§ Available data
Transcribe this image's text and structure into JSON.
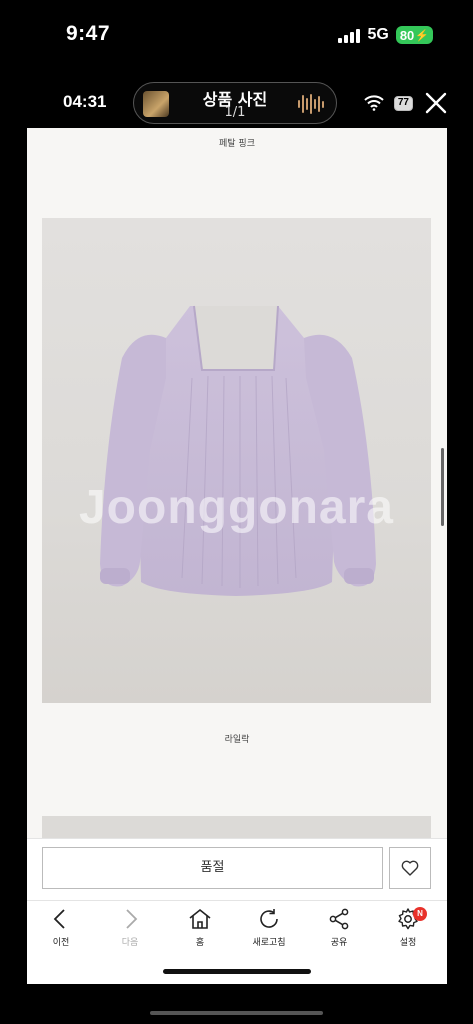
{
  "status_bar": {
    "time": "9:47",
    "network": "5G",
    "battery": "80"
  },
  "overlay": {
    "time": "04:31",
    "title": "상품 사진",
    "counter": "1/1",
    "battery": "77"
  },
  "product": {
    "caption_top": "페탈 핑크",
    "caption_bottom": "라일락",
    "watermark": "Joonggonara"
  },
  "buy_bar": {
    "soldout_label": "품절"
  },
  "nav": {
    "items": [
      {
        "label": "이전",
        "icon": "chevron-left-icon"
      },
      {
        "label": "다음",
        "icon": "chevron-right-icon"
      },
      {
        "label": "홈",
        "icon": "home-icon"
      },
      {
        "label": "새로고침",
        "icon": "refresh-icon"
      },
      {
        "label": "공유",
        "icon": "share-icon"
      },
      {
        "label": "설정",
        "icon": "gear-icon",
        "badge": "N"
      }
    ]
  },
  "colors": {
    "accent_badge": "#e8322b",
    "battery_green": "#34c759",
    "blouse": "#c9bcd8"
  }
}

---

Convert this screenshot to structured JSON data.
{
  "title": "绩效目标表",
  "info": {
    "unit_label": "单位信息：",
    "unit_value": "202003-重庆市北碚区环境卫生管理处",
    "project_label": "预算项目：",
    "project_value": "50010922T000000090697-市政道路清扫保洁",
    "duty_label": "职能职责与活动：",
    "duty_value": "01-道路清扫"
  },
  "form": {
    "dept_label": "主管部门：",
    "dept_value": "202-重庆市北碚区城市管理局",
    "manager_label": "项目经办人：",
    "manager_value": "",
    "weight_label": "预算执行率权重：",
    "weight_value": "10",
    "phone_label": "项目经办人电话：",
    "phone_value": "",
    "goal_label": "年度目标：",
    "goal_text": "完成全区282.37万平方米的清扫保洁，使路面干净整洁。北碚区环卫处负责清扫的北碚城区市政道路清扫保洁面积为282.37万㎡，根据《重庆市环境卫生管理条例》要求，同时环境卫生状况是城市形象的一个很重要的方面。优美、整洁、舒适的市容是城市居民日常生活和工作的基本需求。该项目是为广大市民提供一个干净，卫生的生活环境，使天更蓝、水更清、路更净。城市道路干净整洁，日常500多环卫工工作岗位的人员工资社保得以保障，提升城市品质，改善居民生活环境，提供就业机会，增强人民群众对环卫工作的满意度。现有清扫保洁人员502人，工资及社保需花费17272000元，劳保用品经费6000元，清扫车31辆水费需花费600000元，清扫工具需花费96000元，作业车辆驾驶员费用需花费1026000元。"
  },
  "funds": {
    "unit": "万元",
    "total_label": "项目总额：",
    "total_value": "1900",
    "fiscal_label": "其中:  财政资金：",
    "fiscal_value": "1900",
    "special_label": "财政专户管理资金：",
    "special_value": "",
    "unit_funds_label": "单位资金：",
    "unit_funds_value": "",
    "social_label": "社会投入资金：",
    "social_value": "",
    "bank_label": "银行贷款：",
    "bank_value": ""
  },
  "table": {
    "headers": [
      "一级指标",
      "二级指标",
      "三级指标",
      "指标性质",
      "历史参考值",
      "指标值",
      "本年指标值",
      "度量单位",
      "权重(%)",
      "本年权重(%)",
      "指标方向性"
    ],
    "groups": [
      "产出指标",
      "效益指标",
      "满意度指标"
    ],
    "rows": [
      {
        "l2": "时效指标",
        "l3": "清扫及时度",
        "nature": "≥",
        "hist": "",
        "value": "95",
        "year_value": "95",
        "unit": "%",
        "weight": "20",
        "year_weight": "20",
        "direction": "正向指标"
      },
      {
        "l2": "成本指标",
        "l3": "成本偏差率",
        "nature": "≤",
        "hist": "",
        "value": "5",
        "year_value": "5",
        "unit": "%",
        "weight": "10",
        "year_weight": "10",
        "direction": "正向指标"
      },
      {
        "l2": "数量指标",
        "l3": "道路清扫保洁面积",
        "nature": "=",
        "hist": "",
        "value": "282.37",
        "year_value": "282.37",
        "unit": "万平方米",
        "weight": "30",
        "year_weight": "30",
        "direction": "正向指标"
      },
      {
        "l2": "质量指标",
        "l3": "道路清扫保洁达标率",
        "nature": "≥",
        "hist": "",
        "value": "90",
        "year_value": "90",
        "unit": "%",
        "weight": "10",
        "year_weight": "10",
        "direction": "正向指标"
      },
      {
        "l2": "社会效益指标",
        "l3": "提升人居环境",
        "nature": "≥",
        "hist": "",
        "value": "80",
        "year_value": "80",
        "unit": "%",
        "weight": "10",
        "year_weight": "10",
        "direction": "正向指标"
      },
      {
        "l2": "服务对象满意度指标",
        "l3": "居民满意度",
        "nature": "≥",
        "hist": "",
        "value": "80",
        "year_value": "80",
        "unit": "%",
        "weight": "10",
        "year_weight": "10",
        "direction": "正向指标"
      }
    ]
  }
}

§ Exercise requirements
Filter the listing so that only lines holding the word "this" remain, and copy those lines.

§ Reply
Transcribe this image's text and structure into JSON.
Convert this screenshot to structured JSON data.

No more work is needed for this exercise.